Francis Sullivan ABC Religion and Ethics 12 Nov 2015
Ever since the conclusion of the recent Synod in Rome, I have been thinking about the signals of change that Pope Francis is sending. He does it in words and by his disposition.
Observers at the Synod frequently commented on the informal and casual style of the Pope. He mixed easily and readily with participants. He didn’t stand on ceremony and was eager for a chat – more a “first among equals” than some sovereign ruler.
This in itself is a marked difference from previous popes. He personifies what he extols: openness, inclusion and “learning as we go.”
It’s not hard to see how such a disposition pays dividends in a world in which the search for truth and meaning can seem so clouded and even crowded out with competing voices, philosophies and ideologies. The fact that Francis doesn’t purport to “have it all sorted” only deepens his appeal to the rest of us who struggle at times to find certainty and a sure path in life.
Pope Francis has a mantra. He speaks often of the mercy of God, not divine judgement. He wants to remind us of the importance of the human heart, the innate urge to feel for others, understand their plight and seek to help. He wants us to see this as the first and most important of the human responses. This is a disposition that builds bridges and heals wounds; a perspective that seeks to restore relationships, nourish people and promote harmony, not division.
Only this week he spoke of a Church unafraid to question itself, live with doubts and the discomfort of interrogating its assumptions; a place of dialogue, with a willingness to embrace the new and the awkward. A church that seeks to reform through becoming unsettled, unsure but close to people, their circumstances, sense of isolation and travail. A church more like a meeting square than a brick bastion.
This reminds me of what Simone Weil meant by paying attention. She said that in order to get a sense of what is true we need to suspend our own agenda and concerns and shift the focus of our attention on to that we encounter. In so doing, the truth of that encounter, that dynamic within the dialogue, will be revealed.
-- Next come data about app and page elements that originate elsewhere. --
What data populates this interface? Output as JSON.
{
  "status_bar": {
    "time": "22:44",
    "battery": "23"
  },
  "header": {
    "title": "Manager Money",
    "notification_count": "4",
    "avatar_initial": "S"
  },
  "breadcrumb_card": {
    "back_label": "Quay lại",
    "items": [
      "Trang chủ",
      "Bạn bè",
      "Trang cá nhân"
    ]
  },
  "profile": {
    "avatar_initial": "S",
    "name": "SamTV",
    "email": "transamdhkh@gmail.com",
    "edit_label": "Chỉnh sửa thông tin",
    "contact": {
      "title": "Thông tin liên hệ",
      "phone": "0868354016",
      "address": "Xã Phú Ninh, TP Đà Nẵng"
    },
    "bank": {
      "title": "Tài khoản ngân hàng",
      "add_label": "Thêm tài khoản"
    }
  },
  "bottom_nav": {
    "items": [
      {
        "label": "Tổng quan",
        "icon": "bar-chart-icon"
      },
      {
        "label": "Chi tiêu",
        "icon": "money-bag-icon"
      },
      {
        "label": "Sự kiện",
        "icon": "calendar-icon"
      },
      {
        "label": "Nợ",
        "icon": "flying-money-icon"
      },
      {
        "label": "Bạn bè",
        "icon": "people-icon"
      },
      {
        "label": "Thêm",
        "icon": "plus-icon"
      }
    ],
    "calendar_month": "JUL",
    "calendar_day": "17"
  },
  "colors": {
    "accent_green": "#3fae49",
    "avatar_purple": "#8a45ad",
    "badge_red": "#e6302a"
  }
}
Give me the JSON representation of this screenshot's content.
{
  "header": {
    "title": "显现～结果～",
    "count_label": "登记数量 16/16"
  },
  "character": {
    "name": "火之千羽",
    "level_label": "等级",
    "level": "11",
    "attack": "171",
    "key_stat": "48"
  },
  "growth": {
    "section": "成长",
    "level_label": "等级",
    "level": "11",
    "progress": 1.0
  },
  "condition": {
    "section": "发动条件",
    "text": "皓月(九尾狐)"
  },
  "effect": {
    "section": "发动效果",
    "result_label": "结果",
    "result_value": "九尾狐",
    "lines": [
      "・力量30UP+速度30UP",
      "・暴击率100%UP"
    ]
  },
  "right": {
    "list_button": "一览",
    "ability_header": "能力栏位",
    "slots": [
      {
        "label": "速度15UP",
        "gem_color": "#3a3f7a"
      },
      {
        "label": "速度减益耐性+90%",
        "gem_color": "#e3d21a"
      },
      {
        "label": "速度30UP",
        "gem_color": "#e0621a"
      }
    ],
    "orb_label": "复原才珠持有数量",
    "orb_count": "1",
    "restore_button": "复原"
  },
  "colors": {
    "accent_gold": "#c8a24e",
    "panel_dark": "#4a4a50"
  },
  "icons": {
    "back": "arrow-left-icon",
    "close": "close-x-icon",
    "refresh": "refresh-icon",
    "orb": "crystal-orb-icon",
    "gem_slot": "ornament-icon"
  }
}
This is similar to the maxim that listening is the first step towards wisdom. To listen well is to be aware of the voices in ourselves that try to understand another person long before we have actually heard them. Letting go of preconceived perspectives, attitudes and even understandings is the challenge for a pilgrim church if dedication to truth is to be its hallmark.
The irony is that, in becoming disturbed or, as the Pope puts it, “uncomfortable” – maybe even knocked off course – we are strangely on a pathway more to do with God than any human construct of the Divine.
At one level, we should not be surprised to hear a pope speak and act like this. The fact that we are surprised speaks volumes for the institutional persona the Church has cultivated in many quarters these days.
Critics see the Church as being harsh on human nature, uncompromising with its take on the truth and immovable in its attitudes. In its response to child sex abuse, the Church too regularly failed the test of moral leadership, hid behind institutional protectionism and sought to excuse itself as just another institution with some “bad eggs” in the basket.
It spent too long exhausting institutional resources to justify, contextualise and even rationalise away the problem, rather than in humbly admitting its failures as far up the line as they went. The upshot has been in collapse of trust and the consolidation of the public image of a Church that not only speaks of arrogance and indifference, but that also fails to “feel with” those abused and disenchanted.
Too often Church officials wanted understanding before they expressed mercy. We didn’t get the problem before it became a tsunami. We didn’t get what victims and their families were saying and the reach of the tentacles of abuse within the Church. We didn’t get the imperative to cry out in shame and seek atonement. And when we did, it looked too late.
God have mercy!
Francis Sullivan is CEO of the Truth, Justice and Healing Council, which is coordinating the Catholic Church’s engagement with the Royal Commission into Institutional Responses to Child Sexual Abuse.